Data about app and page elements
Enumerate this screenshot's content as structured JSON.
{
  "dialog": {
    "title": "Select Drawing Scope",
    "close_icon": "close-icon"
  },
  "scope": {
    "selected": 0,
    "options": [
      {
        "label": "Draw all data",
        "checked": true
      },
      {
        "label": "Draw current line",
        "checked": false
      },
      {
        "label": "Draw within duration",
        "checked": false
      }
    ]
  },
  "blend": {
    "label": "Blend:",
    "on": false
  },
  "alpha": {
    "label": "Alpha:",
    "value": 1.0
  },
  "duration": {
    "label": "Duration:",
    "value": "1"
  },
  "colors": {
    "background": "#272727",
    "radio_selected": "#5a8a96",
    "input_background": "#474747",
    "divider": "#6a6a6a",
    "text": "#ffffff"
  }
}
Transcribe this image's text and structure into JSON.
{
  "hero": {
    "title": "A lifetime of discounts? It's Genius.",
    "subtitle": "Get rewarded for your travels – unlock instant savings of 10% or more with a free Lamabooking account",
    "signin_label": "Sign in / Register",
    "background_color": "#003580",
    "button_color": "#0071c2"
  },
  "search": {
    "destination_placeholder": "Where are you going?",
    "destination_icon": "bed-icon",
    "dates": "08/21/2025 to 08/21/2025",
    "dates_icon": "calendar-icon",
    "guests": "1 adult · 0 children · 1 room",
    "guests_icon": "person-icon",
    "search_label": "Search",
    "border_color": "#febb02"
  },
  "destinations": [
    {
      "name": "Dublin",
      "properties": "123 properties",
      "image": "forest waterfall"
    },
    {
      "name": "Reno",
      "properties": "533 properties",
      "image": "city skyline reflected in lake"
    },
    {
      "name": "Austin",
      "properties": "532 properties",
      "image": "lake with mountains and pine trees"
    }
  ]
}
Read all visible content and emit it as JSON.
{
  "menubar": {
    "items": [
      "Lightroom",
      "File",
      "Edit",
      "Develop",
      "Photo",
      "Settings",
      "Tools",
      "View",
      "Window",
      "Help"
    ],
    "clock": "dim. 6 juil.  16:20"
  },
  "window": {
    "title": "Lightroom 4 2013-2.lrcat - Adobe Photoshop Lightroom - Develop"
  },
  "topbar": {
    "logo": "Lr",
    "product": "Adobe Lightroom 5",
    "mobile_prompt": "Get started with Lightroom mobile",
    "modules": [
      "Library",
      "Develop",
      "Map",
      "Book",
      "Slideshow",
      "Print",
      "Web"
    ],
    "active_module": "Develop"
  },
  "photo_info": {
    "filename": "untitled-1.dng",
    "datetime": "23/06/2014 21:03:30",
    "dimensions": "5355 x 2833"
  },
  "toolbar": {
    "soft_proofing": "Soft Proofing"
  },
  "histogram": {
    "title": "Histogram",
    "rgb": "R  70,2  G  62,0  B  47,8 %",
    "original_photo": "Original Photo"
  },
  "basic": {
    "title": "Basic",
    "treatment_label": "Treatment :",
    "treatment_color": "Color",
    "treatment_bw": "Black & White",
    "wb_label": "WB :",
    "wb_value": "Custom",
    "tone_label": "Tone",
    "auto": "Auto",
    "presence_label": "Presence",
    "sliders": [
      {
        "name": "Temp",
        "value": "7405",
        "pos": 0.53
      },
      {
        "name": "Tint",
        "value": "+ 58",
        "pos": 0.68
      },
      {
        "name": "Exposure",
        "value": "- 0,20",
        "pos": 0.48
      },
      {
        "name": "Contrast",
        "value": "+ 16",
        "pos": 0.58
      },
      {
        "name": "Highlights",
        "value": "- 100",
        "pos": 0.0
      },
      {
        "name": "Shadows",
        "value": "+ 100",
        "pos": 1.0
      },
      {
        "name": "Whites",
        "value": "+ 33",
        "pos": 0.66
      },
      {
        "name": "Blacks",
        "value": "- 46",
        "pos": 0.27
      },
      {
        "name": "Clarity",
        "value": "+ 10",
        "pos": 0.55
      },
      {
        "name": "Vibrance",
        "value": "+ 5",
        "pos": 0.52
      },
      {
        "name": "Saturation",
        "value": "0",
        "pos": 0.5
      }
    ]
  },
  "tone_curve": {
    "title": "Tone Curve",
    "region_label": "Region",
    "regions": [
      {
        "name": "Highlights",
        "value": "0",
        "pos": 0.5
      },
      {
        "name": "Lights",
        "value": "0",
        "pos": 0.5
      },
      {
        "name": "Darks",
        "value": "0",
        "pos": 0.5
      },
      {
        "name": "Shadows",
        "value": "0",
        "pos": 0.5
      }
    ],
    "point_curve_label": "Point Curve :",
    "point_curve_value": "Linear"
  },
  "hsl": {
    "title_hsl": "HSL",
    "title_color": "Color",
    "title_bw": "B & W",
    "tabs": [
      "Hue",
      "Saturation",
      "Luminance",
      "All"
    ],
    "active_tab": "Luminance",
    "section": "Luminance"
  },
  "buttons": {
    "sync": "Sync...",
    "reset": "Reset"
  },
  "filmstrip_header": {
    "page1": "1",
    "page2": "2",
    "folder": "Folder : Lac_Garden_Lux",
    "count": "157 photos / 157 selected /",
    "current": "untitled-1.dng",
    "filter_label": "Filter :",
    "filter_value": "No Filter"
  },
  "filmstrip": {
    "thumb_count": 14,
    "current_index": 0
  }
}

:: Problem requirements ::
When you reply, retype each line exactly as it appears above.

:: Written reply ::
Enumerate this screenshot's content as structured JSON.
{
  "dialog": {
    "title": "Select Drawing Scope",
    "close_icon": "close-icon"
  },
  "scope": {
    "selected": 0,
    "options": [
      {
        "label": "Draw all data",
        "checked": true
      },
      {
        "label": "Draw current line",
        "checked": false
      },
      {
        "label": "Draw within duration",
        "checked": false
      }
    ]
  },
  "blend": {
    "label": "Blend:",
    "on": false
  },
  "alpha": {
    "label": "Alpha:",
    "value": 1.0
  },
  "duration": {
    "label": "Duration:",
    "value": "1"
  },
  "colors": {
    "background": "#272727",
    "radio_selected": "#5a8a96",
    "input_background": "#474747",
    "divider": "#6a6a6a",
    "text": "#ffffff"
  }
}
Transcribe this image's text and structure into JSON.
{
  "hero": {
    "title": "A lifetime of discounts? It's Genius.",
    "subtitle": "Get rewarded for your travels – unlock instant savings of 10% or more with a free Lamabooking account",
    "signin_label": "Sign in / Register",
    "background_color": "#003580",
    "button_color": "#0071c2"
  },
  "search": {
    "destination_placeholder": "Where are you going?",
    "destination_icon": "bed-icon",
    "dates": "08/21/2025 to 08/21/2025",
    "dates_icon": "calendar-icon",
    "guests": "1 adult · 0 children · 1 room",
    "guests_icon": "person-icon",
    "search_label": "Search",
    "border_color": "#febb02"
  },
  "destinations": [
    {
      "name": "Dublin",
      "properties": "123 properties",
      "image": "forest waterfall"
    },
    {
      "name": "Reno",
      "properties": "533 properties",
      "image": "city skyline reflected in lake"
    },
    {
      "name": "Austin",
      "properties": "532 properties",
      "image": "lake with mountains and pine trees"
    }
  ]
}
Read all visible content and emit it as JSON.
{
  "menubar": {
    "items": [
      "Lightroom",
      "File",
      "Edit",
      "Develop",
      "Photo",
      "Settings",
      "Tools",
      "View",
      "Window",
      "Help"
    ],
    "clock": "dim. 6 juil.  16:20"
  },
  "window": {
    "title": "Lightroom 4 2013-2.lrcat - Adobe Photoshop Lightroom - Develop"
  },
  "topbar": {
    "logo": "Lr",
    "product": "Adobe Lightroom 5",
    "mobile_prompt": "Get started with Lightroom mobile",
    "modules": [
      "Library",
      "Develop",
      "Map",
      "Book",
      "Slideshow",
      "Print",
      "Web"
    ],
    "active_module": "Develop"
  },
  "photo_info": {
    "filename": "untitled-1.dng",
    "datetime": "23/06/2014 21:03:30",
    "dimensions": "5355 x 2833"
  },
  "toolbar": {
    "soft_proofing": "Soft Proofing"
  },
  "histogram": {
    "title": "Histogram",
    "rgb": "R  70,2  G  62,0  B  47,8 %",
    "original_photo": "Original Photo"
  },
  "basic": {
    "title": "Basic",
    "treatment_label": "Treatment :",
    "treatment_color": "Color",
    "treatment_bw": "Black & White",
    "wb_label": "WB :",
    "wb_value": "Custom",
    "tone_label": "Tone",
    "auto": "Auto",
    "presence_label": "Presence",
    "sliders": [
      {
        "name": "Temp",
        "value": "7405",
        "pos": 0.53
      },
      {
        "name": "Tint",
        "value": "+ 58",
        "pos": 0.68
      },
      {
        "name": "Exposure",
        "value": "- 0,20",
        "pos": 0.48
      },
      {
        "name": "Contrast",
        "value": "+ 16",
        "pos": 0.58
      },
      {
        "name": "Highlights",
        "value": "- 100",
        "pos": 0.0
      },
      {
        "name": "Shadows",
        "value": "+ 100",
        "pos": 1.0
      },
      {
        "name": "Whites",
        "value": "+ 33",
        "pos": 0.66
      },
      {
        "name": "Blacks",
        "value": "- 46",
        "pos": 0.27
      },
      {
        "name": "Clarity",
        "value": "+ 10",
        "pos": 0.55
      },
      {
        "name": "Vibrance",
        "value": "+ 5",
        "pos": 0.52
      },
      {
        "name": "Saturation",
        "value": "0",
        "pos": 0.5
      }
    ]
  },
  "tone_curve": {
    "title": "Tone Curve",
    "region_label": "Region",
    "regions": [
      {
        "name": "Highlights",
        "value": "0",
        "pos": 0.5
      },
      {
        "name": "Lights",
        "value": "0",
        "pos": 0.5
      },
      {
        "name": "Darks",
        "value": "0",
        "pos": 0.5
      },
      {
        "name": "Shadows",
        "value": "0",
        "pos": 0.5
      }
    ],
    "point_curve_label": "Point Curve :",
    "point_curve_value": "Linear"
  },
  "hsl": {
    "title_hsl": "HSL",
    "title_color": "Color",
    "title_bw": "B & W",
    "tabs": [
      "Hue",
      "Saturation",
      "Luminance",
      "All"
    ],
    "active_tab": "Luminance",
    "section": "Luminance"
  },
  "buttons": {
    "sync": "Sync...",
    "reset": "Reset"
  },
  "filmstrip_header": {
    "page1": "1",
    "page2": "2",
    "folder": "Folder : Lac_Garden_Lux",
    "count": "157 photos / 157 selected /",
    "current": "untitled-1.dng",
    "filter_label": "Filter :",
    "filter_value": "No Filter"
  },
  "filmstrip": {
    "thumb_count": 14,
    "current_index": 0
  }
}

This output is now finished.